Nothing in the data may be altered; copy it all exactly.

□ □ □

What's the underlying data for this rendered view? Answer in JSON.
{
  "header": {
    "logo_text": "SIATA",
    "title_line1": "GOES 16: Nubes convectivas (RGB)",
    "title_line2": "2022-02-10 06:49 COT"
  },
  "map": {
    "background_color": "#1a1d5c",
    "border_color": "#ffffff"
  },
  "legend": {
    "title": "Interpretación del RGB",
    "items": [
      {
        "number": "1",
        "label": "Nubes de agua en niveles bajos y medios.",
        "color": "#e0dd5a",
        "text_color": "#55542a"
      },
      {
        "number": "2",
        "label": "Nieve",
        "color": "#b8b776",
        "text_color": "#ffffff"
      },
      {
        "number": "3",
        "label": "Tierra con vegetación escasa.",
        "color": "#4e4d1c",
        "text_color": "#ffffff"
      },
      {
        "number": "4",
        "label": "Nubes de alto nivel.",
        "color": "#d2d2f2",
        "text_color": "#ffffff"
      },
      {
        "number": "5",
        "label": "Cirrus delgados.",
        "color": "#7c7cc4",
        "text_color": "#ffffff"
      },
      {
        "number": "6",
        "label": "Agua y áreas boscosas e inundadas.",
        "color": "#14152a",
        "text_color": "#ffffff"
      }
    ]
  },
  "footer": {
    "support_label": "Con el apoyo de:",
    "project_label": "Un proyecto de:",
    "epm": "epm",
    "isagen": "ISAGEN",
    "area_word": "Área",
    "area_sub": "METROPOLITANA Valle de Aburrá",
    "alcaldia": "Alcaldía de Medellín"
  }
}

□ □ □

Task solution:
What's the underlying data for this rendered view? Answer in JSON.
{
  "header": {
    "logo_text": "SIATA",
    "title_line1": "GOES 16: Nubes convectivas (RGB)",
    "title_line2": "2022-02-10 06:49 COT"
  },
  "map": {
    "background_color": "#1a1d5c",
    "border_color": "#ffffff"
  },
  "legend": {
    "title": "Interpretación del RGB",
    "items": [
      {
        "number": "1",
        "label": "Nubes de agua en niveles bajos y medios.",
        "color": "#e0dd5a",
        "text_color": "#55542a"
      },
      {
        "number": "2",
        "label": "Nieve",
        "color": "#b8b776",
        "text_color": "#ffffff"
      },
      {
        "number": "3",
        "label": "Tierra con vegetación escasa.",
        "color": "#4e4d1c",
        "text_color": "#ffffff"
      },
      {
        "number": "4",
        "label": "Nubes de alto nivel.",
        "color": "#d2d2f2",
        "text_color": "#ffffff"
      },
      {
        "number": "5",
        "label": "Cirrus delgados.",
        "color": "#7c7cc4",
        "text_color": "#ffffff"
      },
      {
        "number": "6",
        "label": "Agua y áreas boscosas e inundadas.",
        "color": "#14152a",
        "text_color": "#ffffff"
      }
    ]
  },
  "footer": {
    "support_label": "Con el apoyo de:",
    "project_label": "Un proyecto de:",
    "epm": "epm",
    "isagen": "ISAGEN",
    "area_word": "Área",
    "area_sub": "METROPOLITANA Valle de Aburrá",
    "alcaldia": "Alcaldía de Medellín"
  }
}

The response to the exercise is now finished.